Print the entries exactly; skip the pictures.

=======

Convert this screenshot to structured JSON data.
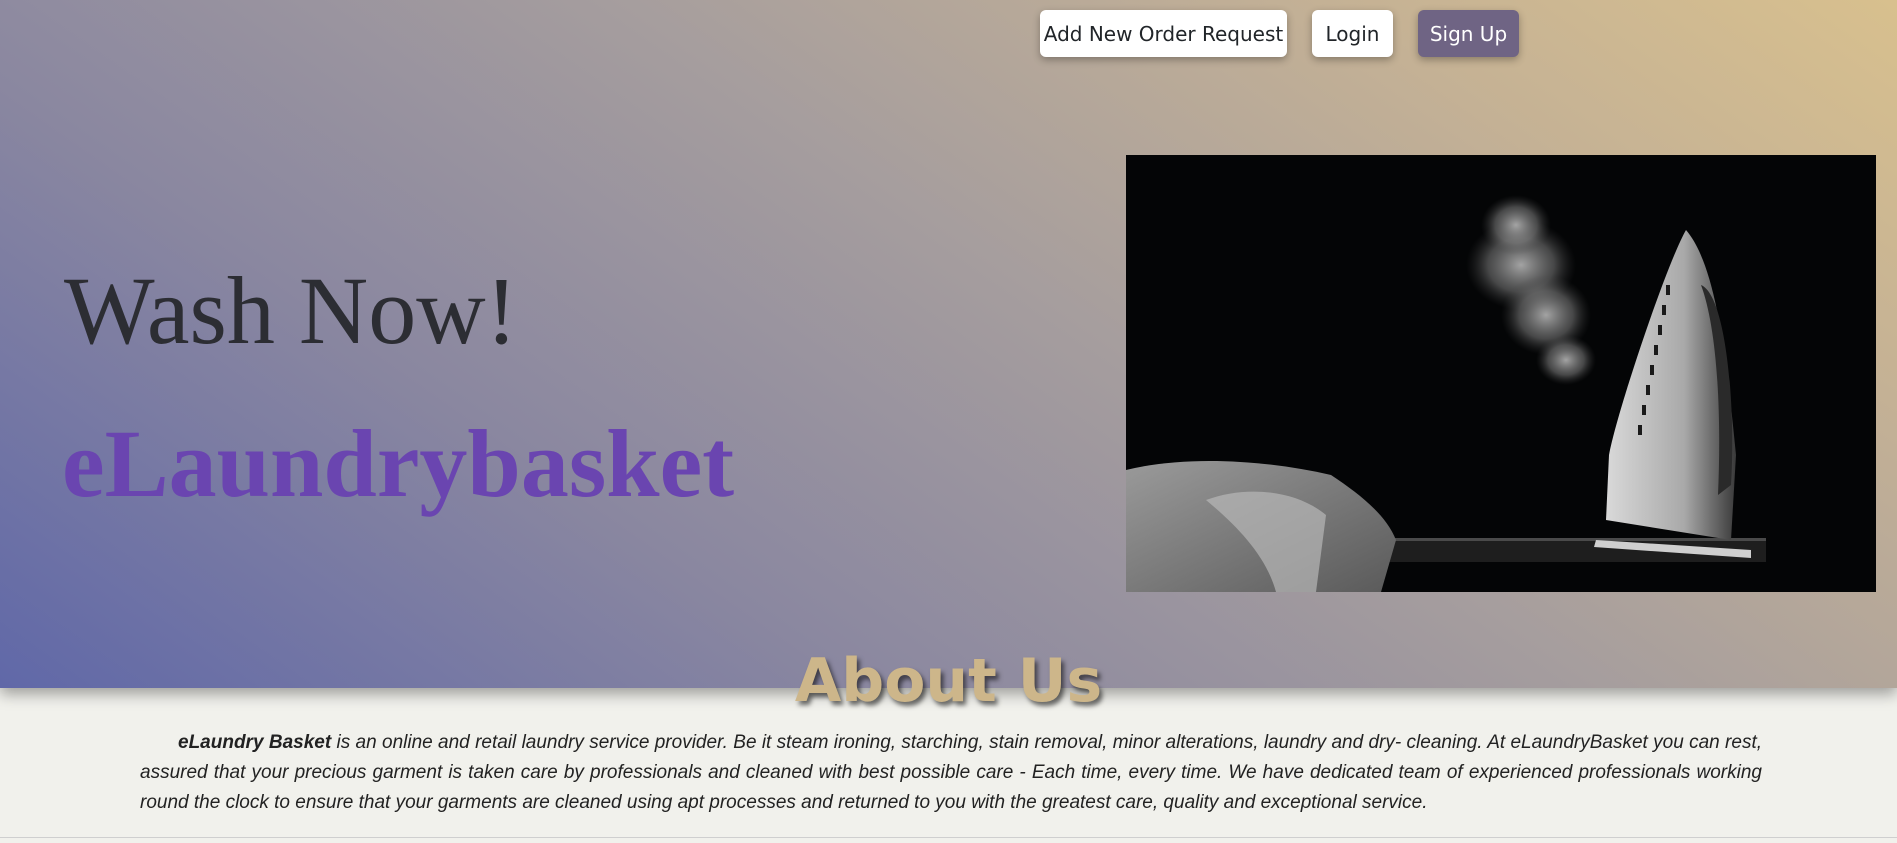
{
  "nav": {
    "add_order": "Add New Order Request",
    "login": "Login",
    "signup": "Sign Up"
  },
  "hero": {
    "headline": "Wash Now!",
    "brand": "eLaundrybasket",
    "image_icon": "steam-iron-photo"
  },
  "about": {
    "title": "About Us",
    "brand_name": "eLaundry Basket",
    "body": " is an online and retail laundry service provider. Be it steam ironing, starching, stain removal, minor alterations, laundry and dry- cleaning. At eLaundryBasket you can rest, assured that your precious garment is taken care by professionals and cleaned with best possible care - Each time, every time. We have dedicated team of experienced professionals working round the clock to ensure that your garments are cleaned using apt processes and returned to you with the greatest care, quality and exceptional service."
  },
  "colors": {
    "brand_purple": "#6a45b0",
    "signup_bg": "#6f6484",
    "about_gold": "#cdb68a"
  }
}
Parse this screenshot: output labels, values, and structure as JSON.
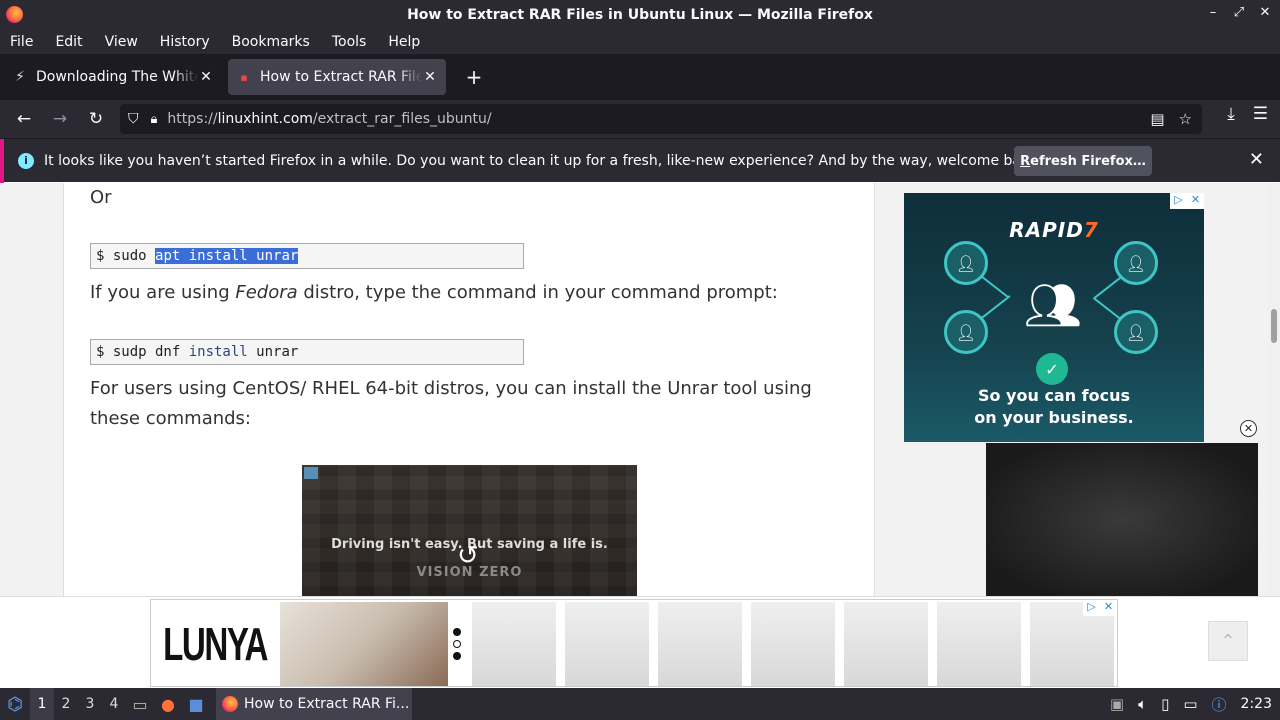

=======

◆ **Response area**
Convert this screenshot to structured JSON data.
{
  "nav": {
    "add_order": "Add New Order Request",
    "login": "Login",
    "signup": "Sign Up"
  },
  "hero": {
    "headline": "Wash Now!",
    "brand": "eLaundrybasket",
    "image_icon": "steam-iron-photo"
  },
  "about": {
    "title": "About Us",
    "brand_name": "eLaundry Basket",
    "body": " is an online and retail laundry service provider. Be it steam ironing, starching, stain removal, minor alterations, laundry and dry- cleaning. At eLaundryBasket you can rest, assured that your precious garment is taken care by professionals and cleaned with best possible care - Each time, every time. We have dedicated team of experienced professionals working round the clock to ensure that your garments are cleaned using apt processes and returned to you with the greatest care, quality and exceptional service."
  },
  "colors": {
    "brand_purple": "#6a45b0",
    "signup_bg": "#6f6484",
    "about_gold": "#cdb68a"
  }
}
Parse this screenshot: output labels, values, and structure as JSON.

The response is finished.